  • 19. WHAT I LEARNED • Students like having a purpose beyond the print product. • Student will rise to the level of expectation. • Students WILL apply rubrics objectively using the assessment criteria. • Longer rubrics/checklist don’t work. • Students appreciate when they are given scaffolded assignments.
  • 20. HOW I BECAME BETTER • More opportunities to teach my passion. • Did more research on current practices, integrated more technology into classroom • Explained assignments in terms of targets and standards • Grading will always be subjective, but SBG provided common language for assessment (we, as stakeholders, were all talking the same language) • Held me accountable to what was going on in workshop days

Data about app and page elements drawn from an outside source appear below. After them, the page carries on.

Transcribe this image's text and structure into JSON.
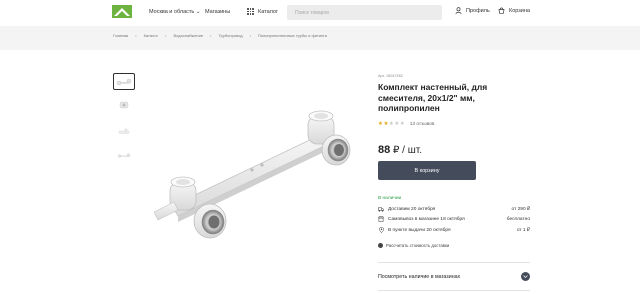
{
  "header": {
    "region": "Москва и область",
    "stores": "Магазины",
    "catalog": "Каталог",
    "search_placeholder": "Поиск товаров",
    "profile": "Профиль",
    "cart": "Корзина"
  },
  "breadcrumb": [
    "Главная",
    "Каталог",
    "Водоснабжение",
    "Трубопровод",
    "Полипропиленовые трубы и фитинги"
  ],
  "product": {
    "sku": "Арт. 15047452",
    "title": "Комплект настенный, для смесителя, 20х1/2\" мм, полипропилен",
    "rating_value": 2,
    "rating_max": 5,
    "reviews": "13 отзывов",
    "price_value": "88",
    "price_unit": "₽ / шт.",
    "buy_label": "В корзину",
    "in_stock": "В наличии",
    "delivery": [
      {
        "icon": "truck-icon",
        "label": "Доставим 20 октября",
        "value": "от 290 ₽"
      },
      {
        "icon": "store-icon",
        "label": "Самовывоз в магазине 18 октября",
        "value": "бесплатно"
      },
      {
        "icon": "pin-icon",
        "label": "В пункте выдачи 20 октября",
        "value": "от 1 ₽"
      }
    ],
    "calc_delivery": "Рассчитать стоимость доставки",
    "check_avail": "Посмотреть наличие в магазинах"
  },
  "colors": {
    "accent": "#444b5a",
    "in_stock": "#2ea24a",
    "brand_green": "#6cb33f"
  }
}
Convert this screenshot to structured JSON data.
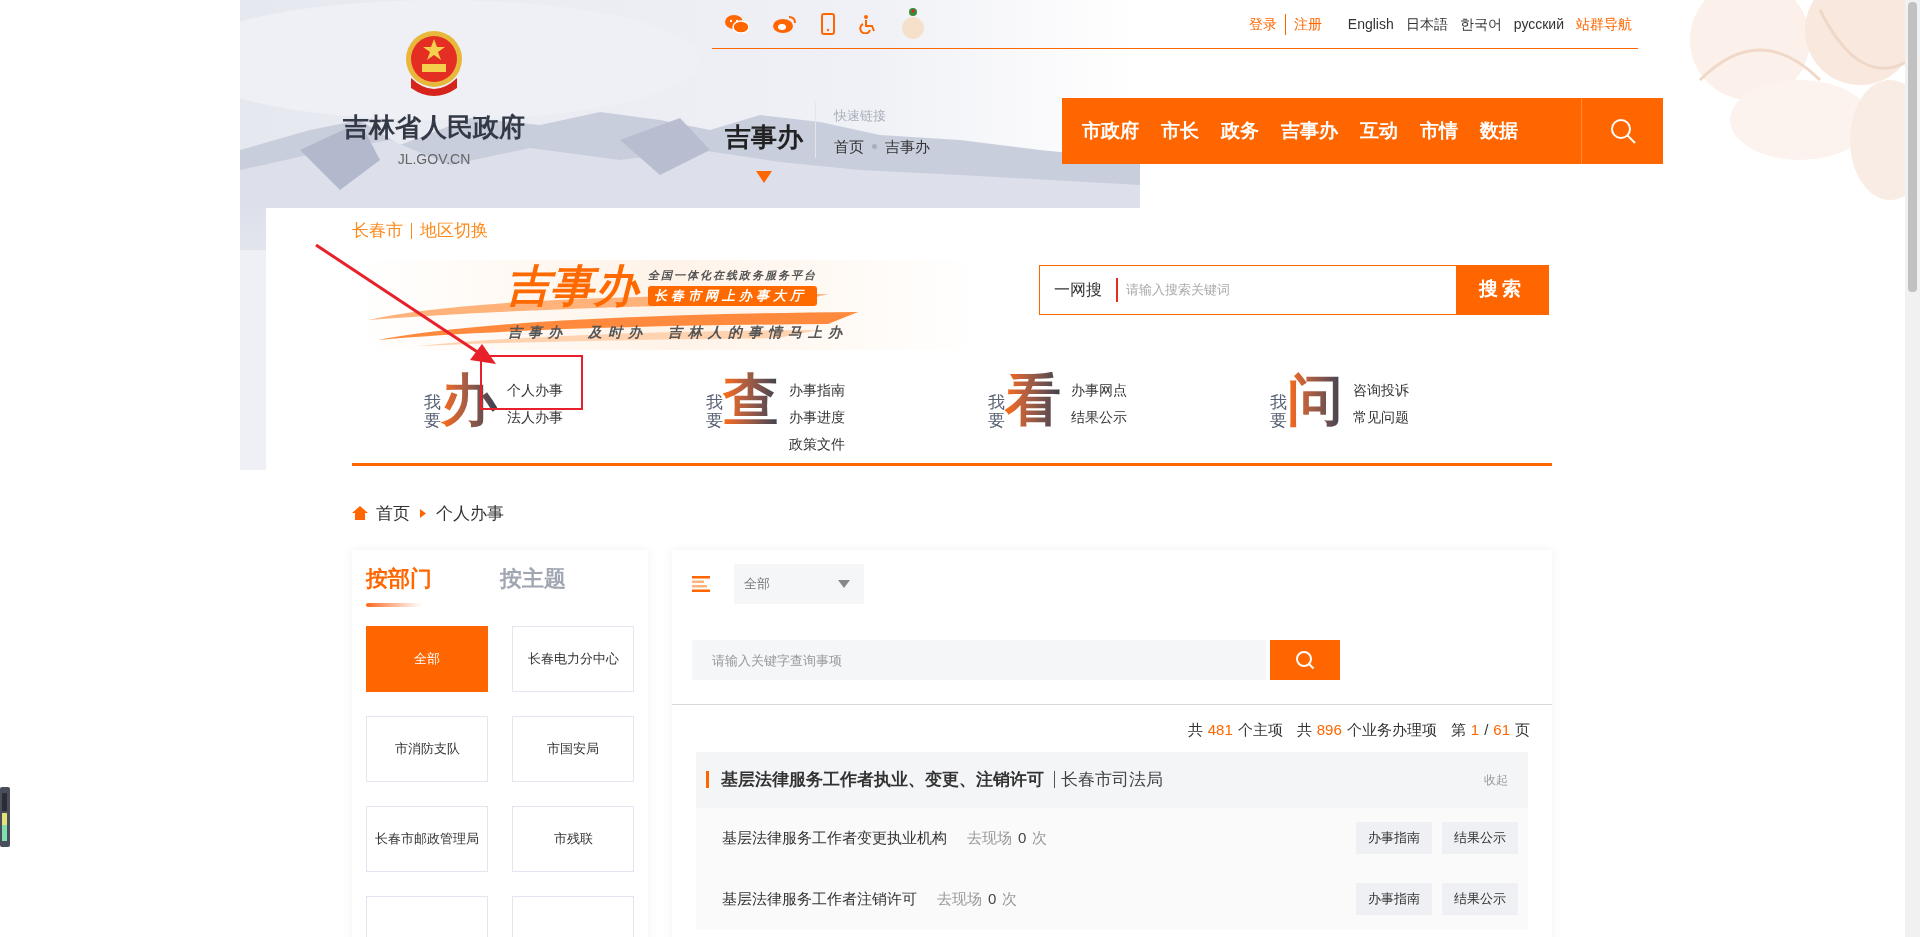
{
  "top_bar": {
    "auth_links": [
      "登录",
      "注册"
    ],
    "languages": [
      "English",
      "日本語",
      "한국어",
      "русский"
    ],
    "site_nav": "站群导航"
  },
  "site": {
    "title": "吉林省人民政府",
    "domain": "JL.GOV.CN"
  },
  "section_title": "吉事办",
  "quick_links": {
    "label": "快速链接",
    "items": [
      "首页",
      "吉事办"
    ]
  },
  "main_nav": [
    "市政府",
    "市长",
    "政务",
    "吉事办",
    "互动",
    "市情",
    "数据"
  ],
  "region": {
    "city": "长春市",
    "switch": "地区切换"
  },
  "banner": {
    "brand": "吉事办",
    "tagline": "全国一体化在线政务服务平台",
    "badge": "长春市网上办事大厅",
    "slogan": "吉事办　及时办　吉林人的事情马上办"
  },
  "site_search": {
    "label": "一网搜",
    "placeholder": "请输入搜索关键词",
    "button": "搜索"
  },
  "services": [
    {
      "prefix": "我要",
      "glyph": "办",
      "links": [
        "个人办事",
        "法人办事"
      ]
    },
    {
      "prefix": "我要",
      "glyph": "查",
      "links": [
        "办事指南",
        "办事进度",
        "政策文件"
      ]
    },
    {
      "prefix": "我要",
      "glyph": "看",
      "links": [
        "办事网点",
        "结果公示"
      ]
    },
    {
      "prefix": "我要",
      "glyph": "问",
      "links": [
        "咨询投诉",
        "常见问题"
      ]
    }
  ],
  "breadcrumb": [
    "首页",
    "个人办事"
  ],
  "filter_tabs": [
    {
      "label": "按部门",
      "selected": true
    },
    {
      "label": "按主题",
      "selected": false
    }
  ],
  "departments": [
    {
      "label": "全部",
      "selected": true
    },
    {
      "label": "长春电力分中心",
      "selected": false
    },
    {
      "label": "市消防支队",
      "selected": false
    },
    {
      "label": "市国安局",
      "selected": false
    },
    {
      "label": "长春市邮政管理局",
      "selected": false
    },
    {
      "label": "市残联",
      "selected": false
    }
  ],
  "list_panel": {
    "category_select": "全部",
    "search_placeholder": "请输入关键字查询事项",
    "stats": [
      {
        "text": "共",
        "highlight": false
      },
      {
        "text": "481",
        "highlight": true
      },
      {
        "text": "个主项",
        "highlight": false
      },
      {
        "text": "共",
        "highlight": false
      },
      {
        "text": "896",
        "highlight": true
      },
      {
        "text": "个业务办理项",
        "highlight": false
      },
      {
        "text": "第",
        "highlight": false
      },
      {
        "text": "1",
        "highlight": true
      },
      {
        "text": "/",
        "highlight": false
      },
      {
        "text": "61",
        "highlight": true
      },
      {
        "text": "页",
        "highlight": false
      }
    ],
    "groups": [
      {
        "title": "基层法律服务工作者执业、变更、注销许可",
        "department": "长春市司法局",
        "toggle": "收起",
        "items": [
          {
            "name": "基层法律服务工作者变更执业机构",
            "visits_label": "去现场",
            "visits": "0",
            "visits_unit": "次",
            "actions": [
              "办事指南",
              "结果公示"
            ]
          },
          {
            "name": "基层法律服务工作者注销许可",
            "visits_label": "去现场",
            "visits": "0",
            "visits_unit": "次",
            "actions": [
              "办事指南",
              "结果公示"
            ]
          }
        ]
      }
    ]
  }
}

  • 21. HOW I WILL CONTINUE TO BE BETTER • Next years’ staff is mostly new (about 20 new staffers), will need more basic instruction. • All staffers will create a learning plan at the beginning of the year (and at each grading period potentially) to identify targets and standards for that grading period. Individualized learning plans for what students will want to do and show competency in. • We will then map out the skillbuilding together, as well as formatives and summatives. • Work on aligning grading expectations for what standards mean (not all staffers have had me as a teacher so the SBG rubric will be new).
  • 22. HOW I WILL CONTINUE TO IMPROVE • Update staff manual with more reference pieces for staffers to use. • Continue AP Style quizzes (need to make new ones), as well as News Quizzes. • Increase workshop instruction days to potentially 6 a month, rather than 4. • Have students do more self-assessment, using the criteria from the rubric to expound on why they would score themselves what they do. Color-code stories as part of assessment (leads one color, quotes another color, transitions another, etc) and evaluate the quality of the parts. • Potentially change portfolio structure again. House portfolios in the classroom for easier access and completion?
  • 23. FINAL REFLECTION • Please use your Smartphone or laptop to go to www.socrative.com • Log in as a student into room number: 793326 • Complete the exit ticket: • Your question: Was there something you thought I was going to cover today but didn’t?